I wrote this post during the summer, to process my feelings, never really thinking I would publish it. I got thinking about it again, and decided to go ahead, since it is part of my story.
When I was young, my grandma did some of my clothing shopping. My grandma was, you could say, into the classic way of dressing little girls. In junior high, I ran into a girl who was in my first grade class. I’ll never forget her saying, “I remember you! You’re the one who’d wear the knee high socks when they were so out of style!”
Uh, yes, that’s me.
Growing up, I longed for a best friend, but was mostly always just friends with someone else’s best friend.
I wasn’t the kind of kid that easily fit in. Bringing your embroidery supplies to recess at grade school wasn’t hip in the 80’s. 🙂
In many ways, I am still that girl. I loved to create then, and love to create now. I was a stubborn child, and I’ve become a determined woman, who won’t be deterred from pursuing what seems best for my family.

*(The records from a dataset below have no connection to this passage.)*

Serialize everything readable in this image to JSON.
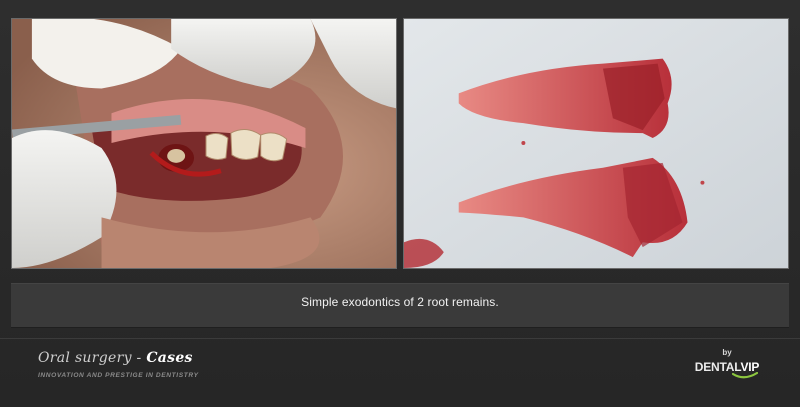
{
  "caption": "Simple exodontics of 2 root remains.",
  "brand": {
    "title_prefix": "Oral surgery - ",
    "title_emphasis": "Cases",
    "tagline": "INNOVATION AND PRESTIGE IN DENTISTRY"
  },
  "logo": {
    "by": "by",
    "dental": "DENTAL",
    "vip": "VIP",
    "swoosh_color": "#8cc63f"
  },
  "photos": {
    "left": "intraoral-extraction-site",
    "right": "extracted-root-remains"
  },
  "colors": {
    "background": "#2b2b2b",
    "caption_bar": "#3a3a3a",
    "caption_text": "#f2f2f2",
    "tagline": "#8a8a8a"
  }
}
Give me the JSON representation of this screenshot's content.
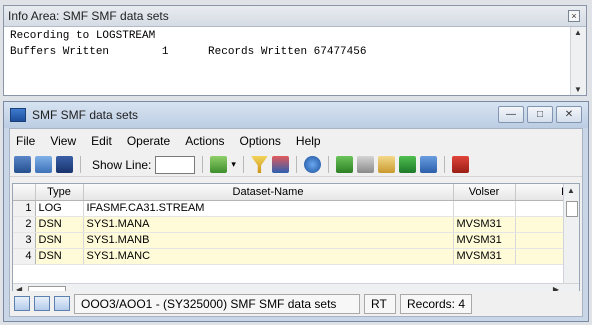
{
  "info": {
    "title": "Info Area: SMF SMF data sets",
    "close_glyph": "×",
    "line1": "Recording to LOGSTREAM",
    "line2": "Buffers Written        1      Records Written 67477456"
  },
  "window": {
    "title": "SMF SMF data sets",
    "min_glyph": "—",
    "max_glyph": "□",
    "close_glyph": "✕"
  },
  "menu": [
    "File",
    "View",
    "Edit",
    "Operate",
    "Actions",
    "Options",
    "Help"
  ],
  "toolbar": {
    "show_line_label": "Show Line:",
    "show_line_value": "",
    "dropdown_glyph": "▾"
  },
  "table": {
    "columns": [
      "",
      "Type",
      "Dataset-Name",
      "Volser",
      "E"
    ],
    "rows": [
      {
        "num": "1",
        "type": "LOG",
        "name": "IFASMF.CA31.STREAM",
        "volser": ""
      },
      {
        "num": "2",
        "type": "DSN",
        "name": "SYS1.MANA",
        "volser": "MVSM31"
      },
      {
        "num": "3",
        "type": "DSN",
        "name": "SYS1.MANB",
        "volser": "MVSM31"
      },
      {
        "num": "4",
        "type": "DSN",
        "name": "SYS1.MANC",
        "volser": "MVSM31"
      }
    ]
  },
  "scroll": {
    "up": "▲",
    "down": "▼",
    "left": "◀",
    "right": "▶"
  },
  "status": {
    "path": "OOO3/AOO1 - (SY325000) SMF SMF data sets",
    "mode": "RT",
    "records": "Records: 4"
  },
  "colors": {
    "highlight_row": "#fffbd8",
    "title_gradient": "#bccde3"
  }
}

This summer, I spent more time than normal feeling like the girl in the knee high socks- I got to attend girls camp with some of the young women from church. I know these wonderful young ladies a bit from when I worked with them when they were younger, but it’s been a few years. The girls gravitated toward the other leader who is funny, and kind, and who they know better. It’s amazing how I spend time around teenagers, and I am the girl in the knee high socks again. I felt shy and unsure, wishing that I had funny things to say.

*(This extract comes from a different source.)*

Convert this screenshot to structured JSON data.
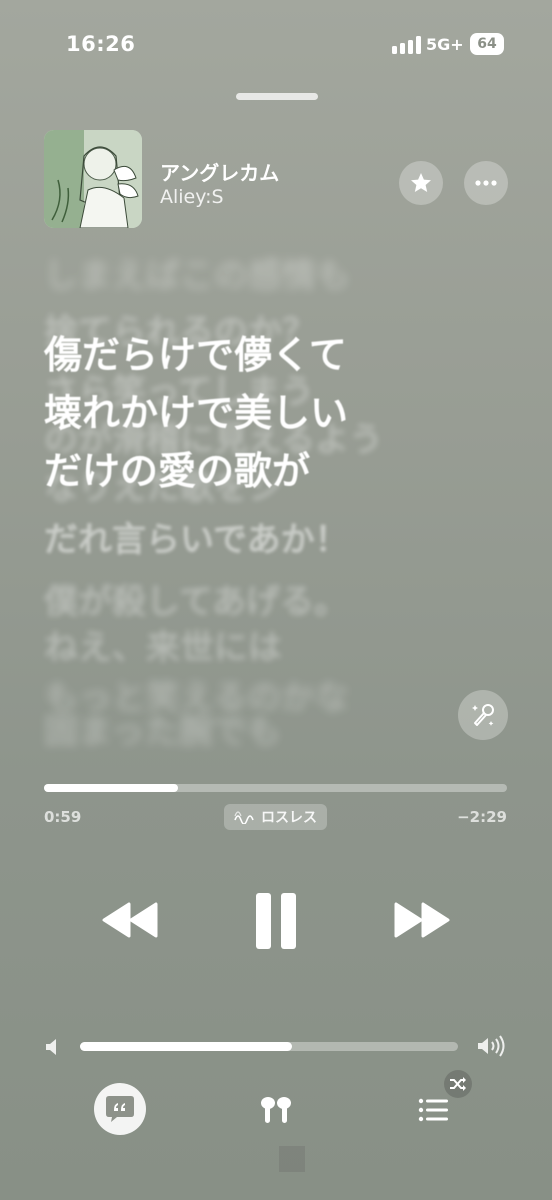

Another time, as I looked at facebook, and a close friend posted pictures with their “favorite people” playing at a lake, I was the girl in the knee high socks again. I wanted to be someone’s “favorite people”
The girl in the knee high socks peeked out in jealousy, when someone who’d ignored her attempt at being friendly had a Coach purse and a huge camera. The Coach purse girl must have sensed that the Knee High Sock girl only shops at thrift stores. When Coach purse girl was friendly recently, it was so much easier to be happy for her that she could afford a HUGE camera and a coach purse (in Knee High SockGirl‘s favorite color, no less)
The girl in knee high socks has surfaced so often the past few weeks, and
today, I woke up tired, like someone who has been doing REALLY hard things for a long time. I don’t always feel insecure and unsure, and question my worth as a friend but I have lately.
But somewhere along the way, I developed a yearning to fit in. I spent so much of my teens and 20’s just wanting to not stick-out from the crowd. It’s ironic, that I’ve spent much of the past decade learning to be okay with the ways my children to not “fit in”. It’s been painful work, at times, especially during the long, dark days when Hannah was 3 and couldn’t go on any public outing without screaming meltdowns. The withering looks from other adults told me that we absolutely were not socially acceptable.
In some ways, I feel as awkward and unsure on the inside, as I strive to be resolute, and composed on the exterior. I see, in hindsight, how my years of being the girl in the knee high socks is the driving reason why I believe, to my core, in being kind. For that, I am thankful.